--- AIM OF THE TASK ---
Copy the entries below word for word, minus the pictures.

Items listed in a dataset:
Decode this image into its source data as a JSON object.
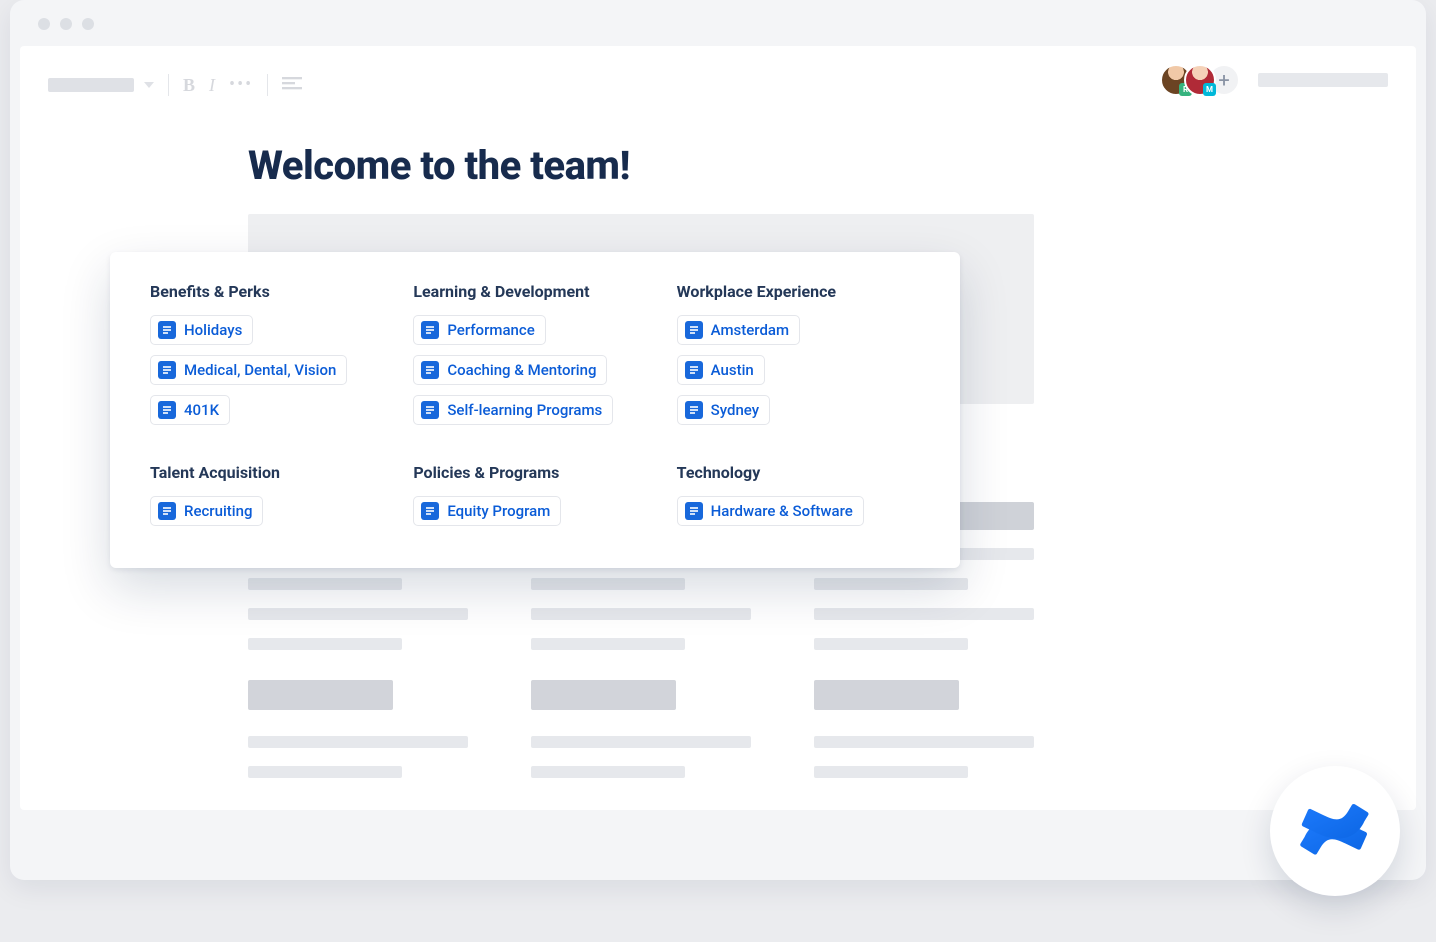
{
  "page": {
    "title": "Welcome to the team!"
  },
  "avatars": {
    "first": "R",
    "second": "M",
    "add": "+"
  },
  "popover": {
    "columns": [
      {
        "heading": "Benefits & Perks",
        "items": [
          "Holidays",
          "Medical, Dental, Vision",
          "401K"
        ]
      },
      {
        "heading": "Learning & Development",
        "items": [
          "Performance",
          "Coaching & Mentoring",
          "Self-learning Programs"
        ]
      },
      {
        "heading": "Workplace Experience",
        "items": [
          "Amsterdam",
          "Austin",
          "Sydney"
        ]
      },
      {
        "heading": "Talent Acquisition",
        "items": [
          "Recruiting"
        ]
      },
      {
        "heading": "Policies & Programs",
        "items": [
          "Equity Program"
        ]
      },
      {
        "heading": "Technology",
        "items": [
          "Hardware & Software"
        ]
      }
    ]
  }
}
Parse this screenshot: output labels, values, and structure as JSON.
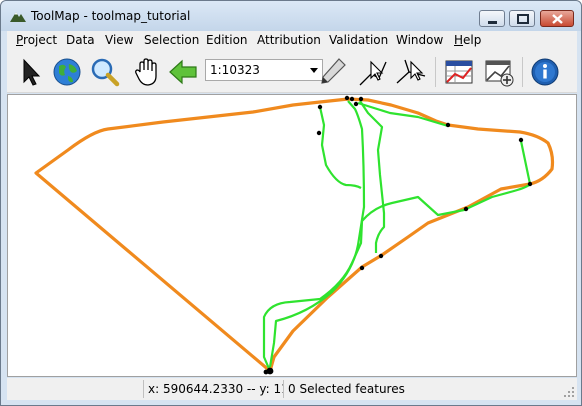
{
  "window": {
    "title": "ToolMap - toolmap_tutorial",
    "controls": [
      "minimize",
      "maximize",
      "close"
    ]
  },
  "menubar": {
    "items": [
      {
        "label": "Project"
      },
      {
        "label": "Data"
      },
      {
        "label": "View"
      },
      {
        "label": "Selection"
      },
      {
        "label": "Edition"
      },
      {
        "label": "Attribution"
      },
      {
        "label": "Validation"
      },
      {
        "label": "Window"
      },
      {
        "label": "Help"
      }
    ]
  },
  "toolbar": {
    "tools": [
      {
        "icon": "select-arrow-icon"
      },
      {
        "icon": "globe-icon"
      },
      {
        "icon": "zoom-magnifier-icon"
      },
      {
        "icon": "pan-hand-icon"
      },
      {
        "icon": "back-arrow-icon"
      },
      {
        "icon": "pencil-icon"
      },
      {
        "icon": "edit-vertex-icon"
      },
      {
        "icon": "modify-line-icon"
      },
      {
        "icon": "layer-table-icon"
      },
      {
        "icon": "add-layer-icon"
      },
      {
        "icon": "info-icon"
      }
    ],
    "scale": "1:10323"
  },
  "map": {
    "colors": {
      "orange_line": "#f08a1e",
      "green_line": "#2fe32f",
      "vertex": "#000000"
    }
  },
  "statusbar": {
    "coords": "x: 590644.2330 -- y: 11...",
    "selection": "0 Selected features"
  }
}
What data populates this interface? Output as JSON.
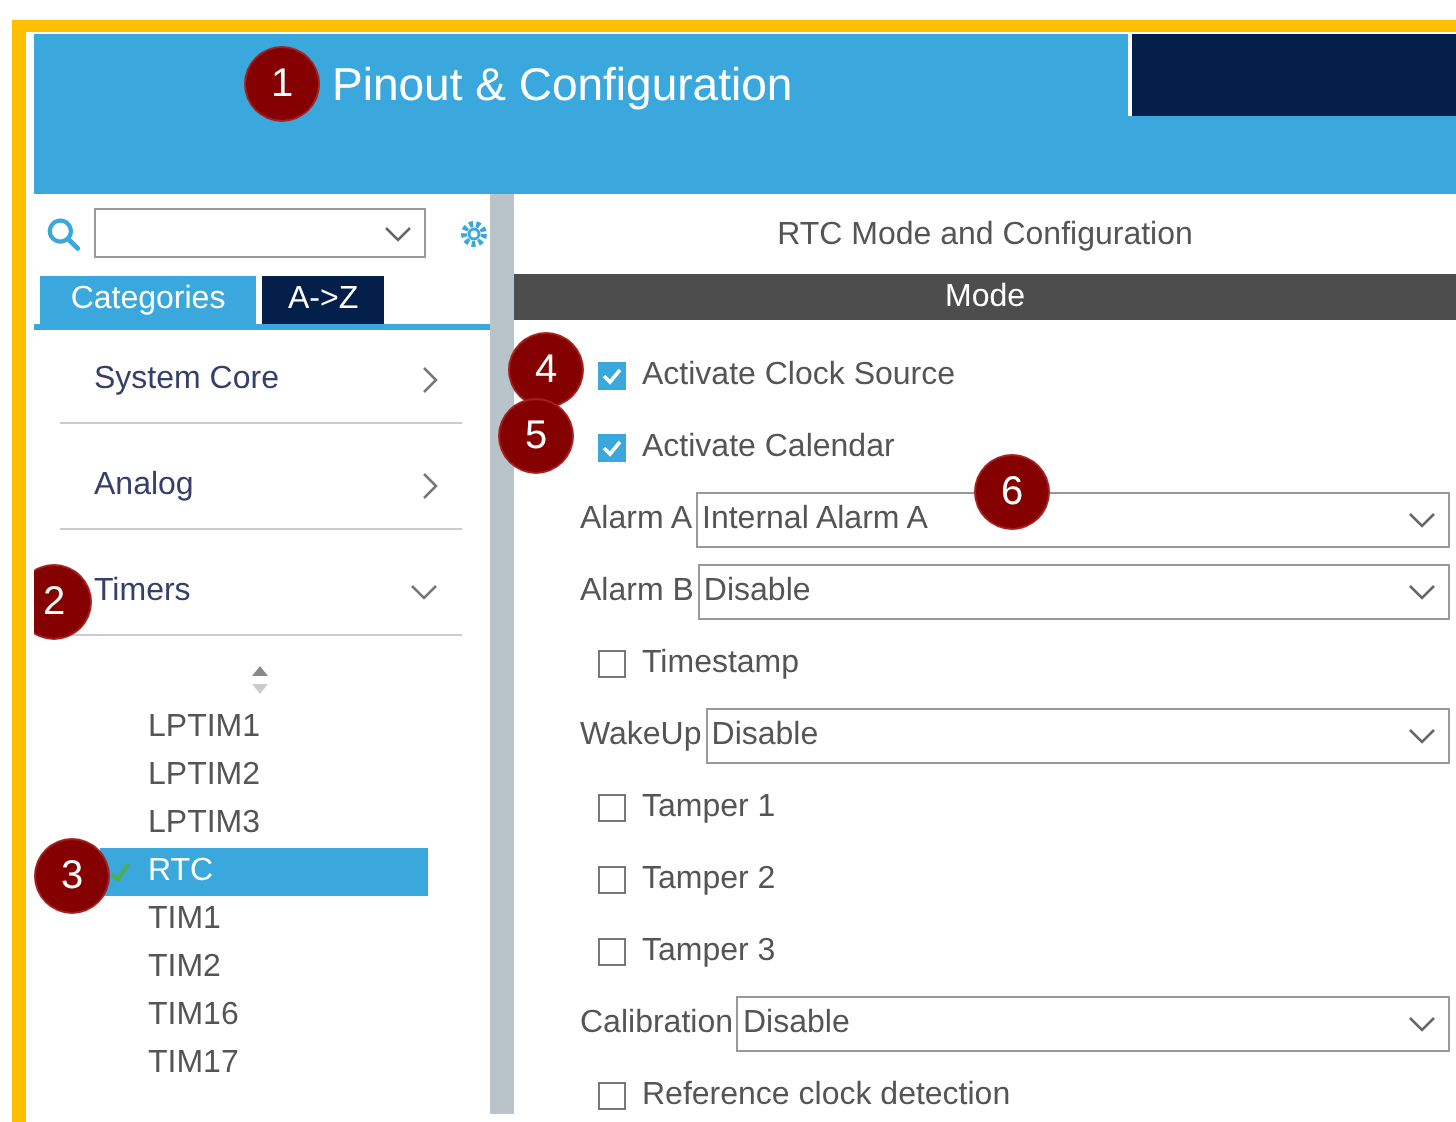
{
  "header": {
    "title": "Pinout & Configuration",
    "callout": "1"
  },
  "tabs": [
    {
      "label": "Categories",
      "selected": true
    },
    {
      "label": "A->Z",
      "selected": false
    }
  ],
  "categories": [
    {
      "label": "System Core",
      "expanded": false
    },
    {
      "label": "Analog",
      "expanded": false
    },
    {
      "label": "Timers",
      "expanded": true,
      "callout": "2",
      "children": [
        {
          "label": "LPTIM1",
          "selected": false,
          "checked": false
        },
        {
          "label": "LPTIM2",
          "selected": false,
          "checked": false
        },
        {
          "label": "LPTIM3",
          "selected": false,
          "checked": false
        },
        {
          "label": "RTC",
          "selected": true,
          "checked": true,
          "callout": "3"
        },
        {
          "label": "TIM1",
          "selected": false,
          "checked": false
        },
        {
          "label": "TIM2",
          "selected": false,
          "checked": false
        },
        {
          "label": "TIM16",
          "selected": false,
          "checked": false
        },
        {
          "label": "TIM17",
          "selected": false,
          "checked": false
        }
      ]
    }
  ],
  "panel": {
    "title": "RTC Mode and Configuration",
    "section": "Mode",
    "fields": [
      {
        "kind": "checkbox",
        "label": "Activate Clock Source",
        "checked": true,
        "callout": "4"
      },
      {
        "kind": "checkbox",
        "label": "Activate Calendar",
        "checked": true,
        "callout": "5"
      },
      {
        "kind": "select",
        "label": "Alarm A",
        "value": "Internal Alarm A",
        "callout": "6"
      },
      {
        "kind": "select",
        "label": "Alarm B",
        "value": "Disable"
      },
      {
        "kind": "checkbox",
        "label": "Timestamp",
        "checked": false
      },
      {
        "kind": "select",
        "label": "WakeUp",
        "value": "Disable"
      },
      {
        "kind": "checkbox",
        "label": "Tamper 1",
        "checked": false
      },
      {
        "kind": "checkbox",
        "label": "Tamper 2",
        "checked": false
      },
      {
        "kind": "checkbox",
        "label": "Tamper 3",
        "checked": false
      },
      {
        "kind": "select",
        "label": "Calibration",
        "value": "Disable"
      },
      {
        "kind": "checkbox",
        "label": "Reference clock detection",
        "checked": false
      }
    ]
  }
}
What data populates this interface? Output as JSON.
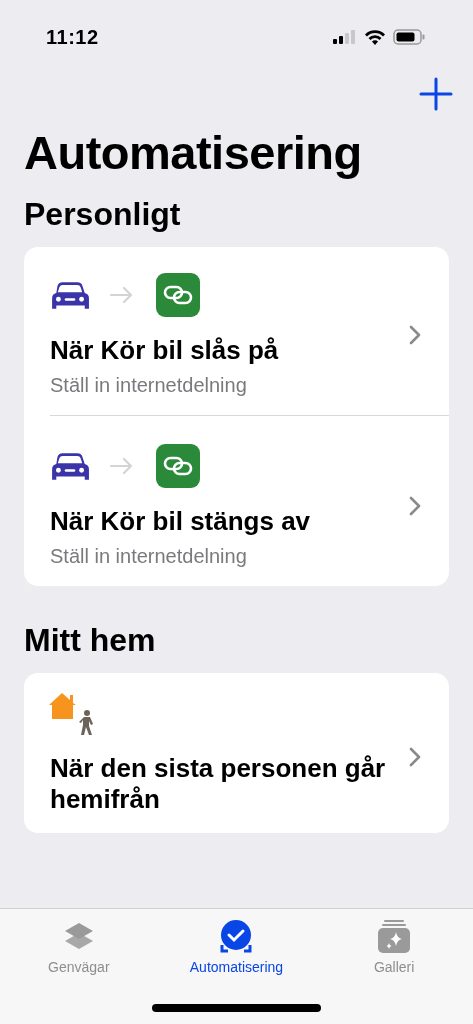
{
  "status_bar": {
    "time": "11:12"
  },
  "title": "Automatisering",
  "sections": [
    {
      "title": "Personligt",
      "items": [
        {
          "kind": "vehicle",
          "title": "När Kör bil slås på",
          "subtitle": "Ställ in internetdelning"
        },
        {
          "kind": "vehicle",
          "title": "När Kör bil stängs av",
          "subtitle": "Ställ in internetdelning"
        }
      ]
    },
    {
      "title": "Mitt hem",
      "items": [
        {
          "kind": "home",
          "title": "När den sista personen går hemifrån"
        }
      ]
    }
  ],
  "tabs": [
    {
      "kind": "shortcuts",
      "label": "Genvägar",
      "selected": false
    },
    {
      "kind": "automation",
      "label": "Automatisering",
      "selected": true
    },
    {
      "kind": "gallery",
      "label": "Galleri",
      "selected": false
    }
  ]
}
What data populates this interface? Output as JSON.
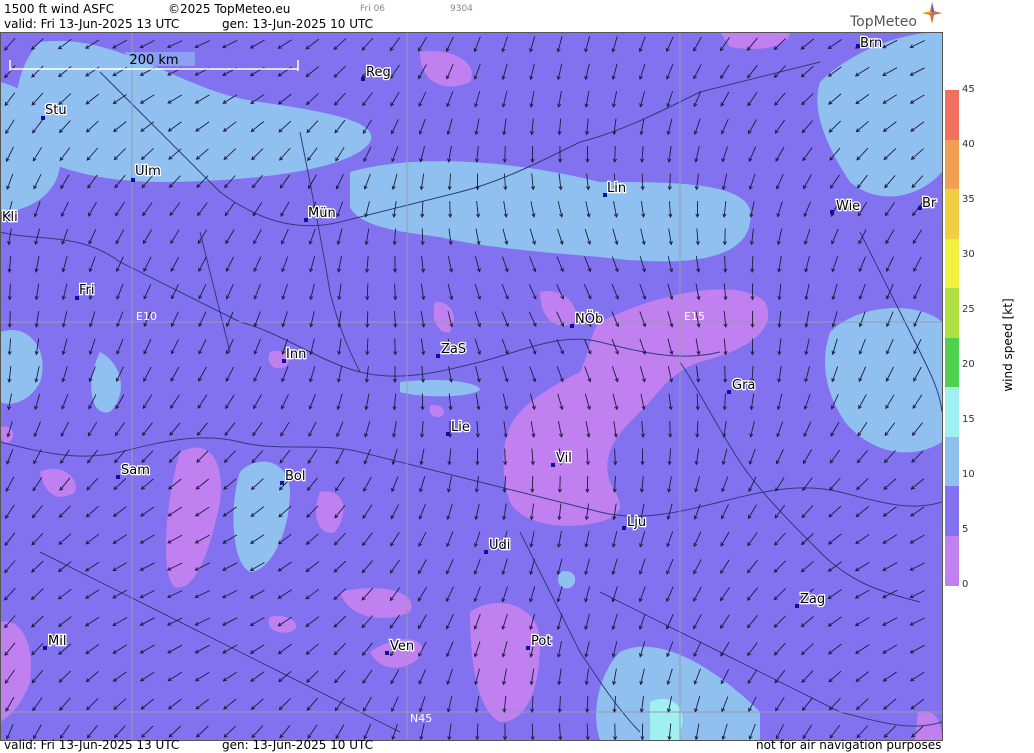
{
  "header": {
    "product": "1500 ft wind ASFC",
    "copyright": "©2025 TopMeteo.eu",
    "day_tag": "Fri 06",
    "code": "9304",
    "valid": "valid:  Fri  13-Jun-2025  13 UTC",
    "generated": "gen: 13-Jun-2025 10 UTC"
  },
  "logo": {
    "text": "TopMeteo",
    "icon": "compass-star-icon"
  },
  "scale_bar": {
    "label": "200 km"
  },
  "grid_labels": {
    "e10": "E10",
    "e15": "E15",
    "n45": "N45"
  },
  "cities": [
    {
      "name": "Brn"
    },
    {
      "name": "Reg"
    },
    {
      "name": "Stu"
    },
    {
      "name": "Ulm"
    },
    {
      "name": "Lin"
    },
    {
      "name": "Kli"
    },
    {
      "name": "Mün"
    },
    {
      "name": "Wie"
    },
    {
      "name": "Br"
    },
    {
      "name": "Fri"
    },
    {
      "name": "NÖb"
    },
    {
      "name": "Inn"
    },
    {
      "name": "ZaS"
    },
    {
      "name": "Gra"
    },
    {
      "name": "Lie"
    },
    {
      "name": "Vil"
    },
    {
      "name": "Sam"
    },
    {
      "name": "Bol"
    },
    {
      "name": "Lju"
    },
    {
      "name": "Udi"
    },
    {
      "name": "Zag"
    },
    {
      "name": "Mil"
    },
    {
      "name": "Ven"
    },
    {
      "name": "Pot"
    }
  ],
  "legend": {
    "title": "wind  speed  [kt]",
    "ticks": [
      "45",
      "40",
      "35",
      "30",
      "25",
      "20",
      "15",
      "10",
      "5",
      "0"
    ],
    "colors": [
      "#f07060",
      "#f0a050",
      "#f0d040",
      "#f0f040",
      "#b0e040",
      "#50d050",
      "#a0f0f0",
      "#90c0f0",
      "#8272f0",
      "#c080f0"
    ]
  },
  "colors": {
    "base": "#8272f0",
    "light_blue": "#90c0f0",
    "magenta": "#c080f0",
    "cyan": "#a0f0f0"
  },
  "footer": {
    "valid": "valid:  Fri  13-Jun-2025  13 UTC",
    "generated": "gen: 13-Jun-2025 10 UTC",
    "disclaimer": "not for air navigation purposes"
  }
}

--- RESPONSE AREA ---
Decode this image into its source data as a JSON object.
{
  "page": {
    "title": "Welcome to the team!"
  },
  "avatars": {
    "first": "R",
    "second": "M",
    "add": "+"
  },
  "popover": {
    "columns": [
      {
        "heading": "Benefits & Perks",
        "items": [
          "Holidays",
          "Medical, Dental, Vision",
          "401K"
        ]
      },
      {
        "heading": "Learning & Development",
        "items": [
          "Performance",
          "Coaching & Mentoring",
          "Self-learning Programs"
        ]
      },
      {
        "heading": "Workplace Experience",
        "items": [
          "Amsterdam",
          "Austin",
          "Sydney"
        ]
      },
      {
        "heading": "Talent Acquisition",
        "items": [
          "Recruiting"
        ]
      },
      {
        "heading": "Policies & Programs",
        "items": [
          "Equity Program"
        ]
      },
      {
        "heading": "Technology",
        "items": [
          "Hardware & Software"
        ]
      }
    ]
  }
}
Parse this screenshot: output labels, values, and structure as JSON.
{
  "window": {
    "title": "ToolMap - toolmap_tutorial",
    "controls": [
      "minimize",
      "maximize",
      "close"
    ]
  },
  "menubar": {
    "items": [
      {
        "label": "Project"
      },
      {
        "label": "Data"
      },
      {
        "label": "View"
      },
      {
        "label": "Selection"
      },
      {
        "label": "Edition"
      },
      {
        "label": "Attribution"
      },
      {
        "label": "Validation"
      },
      {
        "label": "Window"
      },
      {
        "label": "Help"
      }
    ]
  },
  "toolbar": {
    "tools": [
      {
        "icon": "select-arrow-icon"
      },
      {
        "icon": "globe-icon"
      },
      {
        "icon": "zoom-magnifier-icon"
      },
      {
        "icon": "pan-hand-icon"
      },
      {
        "icon": "back-arrow-icon"
      },
      {
        "icon": "pencil-icon"
      },
      {
        "icon": "edit-vertex-icon"
      },
      {
        "icon": "modify-line-icon"
      },
      {
        "icon": "layer-table-icon"
      },
      {
        "icon": "add-layer-icon"
      },
      {
        "icon": "info-icon"
      }
    ],
    "scale": "1:10323"
  },
  "map": {
    "colors": {
      "orange_line": "#f08a1e",
      "green_line": "#2fe32f",
      "vertex": "#000000"
    }
  },
  "statusbar": {
    "coords": "x: 590644.2330 -- y: 11...",
    "selection": "0 Selected features"
  }
}
What data populates this interface? Output as JSON.
{
  "header": {
    "title": "Pinout & Configuration",
    "callout": "1"
  },
  "tabs": [
    {
      "label": "Categories",
      "selected": true
    },
    {
      "label": "A->Z",
      "selected": false
    }
  ],
  "categories": [
    {
      "label": "System Core",
      "expanded": false
    },
    {
      "label": "Analog",
      "expanded": false
    },
    {
      "label": "Timers",
      "expanded": true,
      "callout": "2",
      "children": [
        {
          "label": "LPTIM1",
          "selected": false,
          "checked": false
        },
        {
          "label": "LPTIM2",
          "selected": false,
          "checked": false
        },
        {
          "label": "LPTIM3",
          "selected": false,
          "checked": false
        },
        {
          "label": "RTC",
          "selected": true,
          "checked": true,
          "callout": "3"
        },
        {
          "label": "TIM1",
          "selected": false,
          "checked": false
        },
        {
          "label": "TIM2",
          "selected": false,
          "checked": false
        },
        {
          "label": "TIM16",
          "selected": false,
          "checked": false
        },
        {
          "label": "TIM17",
          "selected": false,
          "checked": false
        }
      ]
    }
  ],
  "panel": {
    "title": "RTC Mode and Configuration",
    "section": "Mode",
    "fields": [
      {
        "kind": "checkbox",
        "label": "Activate Clock Source",
        "checked": true,
        "callout": "4"
      },
      {
        "kind": "checkbox",
        "label": "Activate Calendar",
        "checked": true,
        "callout": "5"
      },
      {
        "kind": "select",
        "label": "Alarm A",
        "value": "Internal Alarm A",
        "callout": "6"
      },
      {
        "kind": "select",
        "label": "Alarm B",
        "value": "Disable"
      },
      {
        "kind": "checkbox",
        "label": "Timestamp",
        "checked": false
      },
      {
        "kind": "select",
        "label": "WakeUp",
        "value": "Disable"
      },
      {
        "kind": "checkbox",
        "label": "Tamper 1",
        "checked": false
      },
      {
        "kind": "checkbox",
        "label": "Tamper 2",
        "checked": false
      },
      {
        "kind": "checkbox",
        "label": "Tamper 3",
        "checked": false
      },
      {
        "kind": "select",
        "label": "Calibration",
        "value": "Disable"
      },
      {
        "kind": "checkbox",
        "label": "Reference clock detection",
        "checked": false
      }
    ]
  }
}
What data populates this interface? Output as JSON.
{
  "status_bar": {
    "time": "11:12"
  },
  "title": "Automatisering",
  "sections": [
    {
      "title": "Personligt",
      "items": [
        {
          "kind": "vehicle",
          "title": "När Kör bil slås på",
          "subtitle": "Ställ in internetdelning"
        },
        {
          "kind": "vehicle",
          "title": "När Kör bil stängs av",
          "subtitle": "Ställ in internetdelning"
        }
      ]
    },
    {
      "title": "Mitt hem",
      "items": [
        {
          "kind": "home",
          "title": "När den sista personen går hemifrån"
        }
      ]
    }
  ],
  "tabs": [
    {
      "kind": "shortcuts",
      "label": "Genvägar",
      "selected": false
    },
    {
      "kind": "automation",
      "label": "Automatisering",
      "selected": true
    },
    {
      "kind": "gallery",
      "label": "Galleri",
      "selected": false
    }
  ]
}
What data populates this interface? Output as JSON.
{
  "header": {
    "product": "1500 ft wind ASFC",
    "copyright": "©2025 TopMeteo.eu",
    "day_tag": "Fri 06",
    "code": "9304",
    "valid": "valid:  Fri  13-Jun-2025  13 UTC",
    "generated": "gen: 13-Jun-2025 10 UTC"
  },
  "logo": {
    "text": "TopMeteo",
    "icon": "compass-star-icon"
  },
  "scale_bar": {
    "label": "200 km"
  },
  "grid_labels": {
    "e10": "E10",
    "e15": "E15",
    "n45": "N45"
  },
  "cities": [
    {
      "name": "Brn"
    },
    {
      "name": "Reg"
    },
    {
      "name": "Stu"
    },
    {
      "name": "Ulm"
    },
    {
      "name": "Lin"
    },
    {
      "name": "Kli"
    },
    {
      "name": "Mün"
    },
    {
      "name": "Wie"
    },
    {
      "name": "Br"
    },
    {
      "name": "Fri"
    },
    {
      "name": "NÖb"
    },
    {
      "name": "Inn"
    },
    {
      "name": "ZaS"
    },
    {
      "name": "Gra"
    },
    {
      "name": "Lie"
    },
    {
      "name": "Vil"
    },
    {
      "name": "Sam"
    },
    {
      "name": "Bol"
    },
    {
      "name": "Lju"
    },
    {
      "name": "Udi"
    },
    {
      "name": "Zag"
    },
    {
      "name": "Mil"
    },
    {
      "name": "Ven"
    },
    {
      "name": "Pot"
    }
  ],
  "legend": {
    "title": "wind  speed  [kt]",
    "ticks": [
      "45",
      "40",
      "35",
      "30",
      "25",
      "20",
      "15",
      "10",
      "5",
      "0"
    ],
    "colors": [
      "#f07060",
      "#f0a050",
      "#f0d040",
      "#f0f040",
      "#b0e040",
      "#50d050",
      "#a0f0f0",
      "#90c0f0",
      "#8272f0",
      "#c080f0"
    ]
  },
  "colors": {
    "base": "#8272f0",
    "light_blue": "#90c0f0",
    "magenta": "#c080f0",
    "cyan": "#a0f0f0"
  },
  "footer": {
    "valid": "valid:  Fri  13-Jun-2025  13 UTC",
    "generated": "gen: 13-Jun-2025 10 UTC",
    "disclaimer": "not for air navigation purposes"
  }
}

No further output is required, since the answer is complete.